In response, Twitter has expanded its user-generated fact-checking programme Community Notes, which was introduced to add context to potentially misleading content on the platform, and was key to debunking Pope Francis’ new style.

Risks and rewards of AI in marketing

In marketing, AI presents a whole other conversation – one that is more constructive and entirely business-led.

A 2023 survey from software firm Sitecore found that 72% of marketers in the UK plan to use AI in their strategies and would allocate as much as 30% of their advertising budget for AI tools.

About 63% of UK marketers have already trialled AI, according to the survey, with 68% believing it is time to invest in the technology, and 92% think it will help fill skill gaps within their businesses.

According to social media management platform Sprout Social, opportunities for using AI in marketing include: social media listening, content generation, automation, audience segmentation and personalisation, data analysis for customer insights, reputation management, competitive intelligence and a multilingual advantage.

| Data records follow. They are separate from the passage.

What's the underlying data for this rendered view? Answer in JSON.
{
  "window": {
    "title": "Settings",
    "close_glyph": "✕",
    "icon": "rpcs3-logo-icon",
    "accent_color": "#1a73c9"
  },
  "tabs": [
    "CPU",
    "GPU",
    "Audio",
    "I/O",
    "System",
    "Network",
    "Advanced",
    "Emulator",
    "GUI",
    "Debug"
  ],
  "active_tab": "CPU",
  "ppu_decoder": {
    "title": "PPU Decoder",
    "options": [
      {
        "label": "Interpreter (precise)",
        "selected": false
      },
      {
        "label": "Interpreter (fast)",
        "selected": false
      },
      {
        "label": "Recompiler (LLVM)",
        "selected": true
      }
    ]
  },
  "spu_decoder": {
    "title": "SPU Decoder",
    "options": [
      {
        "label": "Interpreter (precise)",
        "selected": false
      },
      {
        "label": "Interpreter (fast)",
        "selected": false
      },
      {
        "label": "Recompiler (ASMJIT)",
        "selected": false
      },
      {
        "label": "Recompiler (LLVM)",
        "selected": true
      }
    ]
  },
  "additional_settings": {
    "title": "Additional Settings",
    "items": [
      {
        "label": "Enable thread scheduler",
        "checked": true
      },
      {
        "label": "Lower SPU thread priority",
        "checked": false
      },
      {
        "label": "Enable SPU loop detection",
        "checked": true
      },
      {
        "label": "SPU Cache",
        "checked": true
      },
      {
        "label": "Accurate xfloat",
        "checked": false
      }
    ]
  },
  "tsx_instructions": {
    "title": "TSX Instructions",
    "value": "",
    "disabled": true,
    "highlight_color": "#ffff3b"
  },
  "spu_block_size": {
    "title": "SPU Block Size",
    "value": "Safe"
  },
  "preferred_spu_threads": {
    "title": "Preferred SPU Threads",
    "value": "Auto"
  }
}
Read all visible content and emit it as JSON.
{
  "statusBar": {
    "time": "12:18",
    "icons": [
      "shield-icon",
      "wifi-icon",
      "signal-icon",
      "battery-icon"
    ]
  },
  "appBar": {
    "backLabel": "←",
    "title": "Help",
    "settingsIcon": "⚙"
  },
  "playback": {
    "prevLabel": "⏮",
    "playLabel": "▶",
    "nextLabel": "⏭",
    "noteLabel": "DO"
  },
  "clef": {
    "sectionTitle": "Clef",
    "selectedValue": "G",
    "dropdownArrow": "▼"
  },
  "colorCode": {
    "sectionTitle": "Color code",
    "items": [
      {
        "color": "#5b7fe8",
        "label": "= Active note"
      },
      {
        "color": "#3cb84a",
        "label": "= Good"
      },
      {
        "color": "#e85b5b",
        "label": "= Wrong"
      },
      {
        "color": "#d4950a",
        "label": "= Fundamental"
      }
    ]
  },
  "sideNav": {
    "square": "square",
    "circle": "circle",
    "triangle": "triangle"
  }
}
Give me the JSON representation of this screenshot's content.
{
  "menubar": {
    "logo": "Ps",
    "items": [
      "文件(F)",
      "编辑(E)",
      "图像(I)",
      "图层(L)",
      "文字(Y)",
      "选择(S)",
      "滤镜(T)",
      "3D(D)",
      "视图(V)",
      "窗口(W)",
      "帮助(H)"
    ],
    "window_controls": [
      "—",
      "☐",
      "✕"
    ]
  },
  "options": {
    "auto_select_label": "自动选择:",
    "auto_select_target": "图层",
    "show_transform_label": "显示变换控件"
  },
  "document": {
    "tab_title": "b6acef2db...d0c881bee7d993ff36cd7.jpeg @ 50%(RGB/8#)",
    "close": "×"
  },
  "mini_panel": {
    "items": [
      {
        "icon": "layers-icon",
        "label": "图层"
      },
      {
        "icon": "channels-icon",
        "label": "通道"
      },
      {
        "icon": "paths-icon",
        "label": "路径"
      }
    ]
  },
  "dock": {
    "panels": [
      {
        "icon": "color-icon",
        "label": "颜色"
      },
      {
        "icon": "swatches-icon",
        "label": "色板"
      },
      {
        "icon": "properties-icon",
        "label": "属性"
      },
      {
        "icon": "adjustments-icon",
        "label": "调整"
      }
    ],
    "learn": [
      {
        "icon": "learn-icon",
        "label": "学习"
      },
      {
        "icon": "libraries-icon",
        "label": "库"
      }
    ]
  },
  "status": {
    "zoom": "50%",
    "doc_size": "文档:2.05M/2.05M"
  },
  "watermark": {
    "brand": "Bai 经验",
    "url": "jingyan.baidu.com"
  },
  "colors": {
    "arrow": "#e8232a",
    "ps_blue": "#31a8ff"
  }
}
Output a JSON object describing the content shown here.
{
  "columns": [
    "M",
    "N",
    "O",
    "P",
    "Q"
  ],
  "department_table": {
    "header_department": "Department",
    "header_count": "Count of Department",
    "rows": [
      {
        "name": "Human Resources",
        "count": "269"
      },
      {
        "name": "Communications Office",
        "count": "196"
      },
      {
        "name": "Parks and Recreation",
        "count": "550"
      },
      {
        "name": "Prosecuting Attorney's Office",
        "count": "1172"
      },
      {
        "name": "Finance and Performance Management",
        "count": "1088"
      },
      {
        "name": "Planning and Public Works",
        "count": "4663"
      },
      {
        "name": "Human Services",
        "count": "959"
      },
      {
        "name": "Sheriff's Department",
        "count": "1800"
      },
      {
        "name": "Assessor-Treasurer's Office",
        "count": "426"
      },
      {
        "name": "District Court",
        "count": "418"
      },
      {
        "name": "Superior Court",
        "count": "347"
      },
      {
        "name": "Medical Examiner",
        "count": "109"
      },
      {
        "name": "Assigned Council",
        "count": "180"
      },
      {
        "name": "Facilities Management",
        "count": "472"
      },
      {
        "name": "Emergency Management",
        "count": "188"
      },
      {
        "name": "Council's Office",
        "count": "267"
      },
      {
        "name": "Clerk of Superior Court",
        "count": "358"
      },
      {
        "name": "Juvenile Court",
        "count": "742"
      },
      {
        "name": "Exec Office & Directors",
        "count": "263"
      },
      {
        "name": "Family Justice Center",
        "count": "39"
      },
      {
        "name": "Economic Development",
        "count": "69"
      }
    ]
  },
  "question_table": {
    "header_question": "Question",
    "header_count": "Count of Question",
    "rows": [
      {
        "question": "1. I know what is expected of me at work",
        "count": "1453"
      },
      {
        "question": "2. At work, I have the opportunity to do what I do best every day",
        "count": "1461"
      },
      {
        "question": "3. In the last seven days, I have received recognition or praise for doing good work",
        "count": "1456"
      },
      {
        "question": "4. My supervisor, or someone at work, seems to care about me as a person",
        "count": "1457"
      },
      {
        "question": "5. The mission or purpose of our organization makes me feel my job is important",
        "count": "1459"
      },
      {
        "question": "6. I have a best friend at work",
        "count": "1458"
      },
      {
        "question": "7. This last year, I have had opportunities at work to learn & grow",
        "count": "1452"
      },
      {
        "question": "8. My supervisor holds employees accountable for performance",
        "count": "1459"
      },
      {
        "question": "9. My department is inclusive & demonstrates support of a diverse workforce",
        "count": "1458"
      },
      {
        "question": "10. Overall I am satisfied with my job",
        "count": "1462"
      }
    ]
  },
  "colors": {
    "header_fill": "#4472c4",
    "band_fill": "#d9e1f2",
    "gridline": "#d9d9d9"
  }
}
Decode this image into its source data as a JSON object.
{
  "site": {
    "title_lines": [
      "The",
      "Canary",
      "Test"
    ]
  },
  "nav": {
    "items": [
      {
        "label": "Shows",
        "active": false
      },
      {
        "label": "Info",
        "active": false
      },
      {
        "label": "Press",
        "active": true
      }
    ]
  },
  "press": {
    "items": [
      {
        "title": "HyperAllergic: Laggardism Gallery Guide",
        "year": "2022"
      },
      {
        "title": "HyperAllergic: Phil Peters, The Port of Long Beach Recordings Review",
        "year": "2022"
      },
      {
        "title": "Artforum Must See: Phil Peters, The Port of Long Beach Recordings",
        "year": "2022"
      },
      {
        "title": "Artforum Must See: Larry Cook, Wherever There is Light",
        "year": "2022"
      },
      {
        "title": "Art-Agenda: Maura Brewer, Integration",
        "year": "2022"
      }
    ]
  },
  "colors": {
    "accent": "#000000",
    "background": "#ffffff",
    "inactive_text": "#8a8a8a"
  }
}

These elements combined provide a more efficient workflow and highly precise insights into the customer journey and market trends.

Looking ahead, future opportunities include computer vision (allows AI marketing tools to derive insights from non-text digital data available in the form of raw images – in retail this could be used to identify imperfections in products in a manufacturing assembly line or to ensure shelves are always full), AI chatbots, predictive and prescriptive AI and responsible AI.

The UK’s competition watchdog is launching a review of foundation AI models, the technology behind advanced tools like ChatGPT, to gain a better understanding of the market’s opportunities and risks.

Key areas of focus for the Competition and Markets Authority’s preliminary investigation are AI’s implications on safety, security, copyright, privacy and human rights, and its report is due to be published in September.

How brands and platforms are using AI

Social media giants such as Snapchat, TikTok and Instagram have already jumped aboard the AI chatbot bandwagon.

Snapchat’s My AI has received criticism, with Evan Spiegel, Snap Inc. chief executive officer, himself admitting it is “far from perfect”. However, at its Partner Summit in April, the company announced plans to commit to increased augmented reality and AI experiences.

As well as gathering customer intel and improving communication, brands are utilising AI for creative campaigns and innovative designs, particularly in the fashion sphere.

But perhaps most importantly, it opens up a more accessible and enjoyable world for the disabled community.

Earlier this year, the Estée Lauder Companies launched a Voice-Enabled Makeup Assistant app, to help visually impaired users more easily and confidently apply makeup.

More recently, YouTuber Lucy Edwards collaborated with visual assistance company Be My Eyes to promote its AI-powered Virtual Volunteer app, which she has used to navigate around the gym, select her outfits and buy food from the supermarket.

“Our mission is to make the world more accessible for 253 million people who are blind or have low vision,” a Be My Eyes spokesman tells CORQ.

“This is not only a natural extension of that mission – but also necessary to advance the interests and independence of our community.

“Imagine navigating a train system in an unfamiliar place, traveling in a foreign country where you don’t speak the language, browsing websites and social media platforms, online shopping, and a host of other ways we know our community will help us identify – the possibilities are limitless, and we’re just getting started.”

By Lauren Harris, CORQ editor. Picture credit: Lucy Edwards via Instagram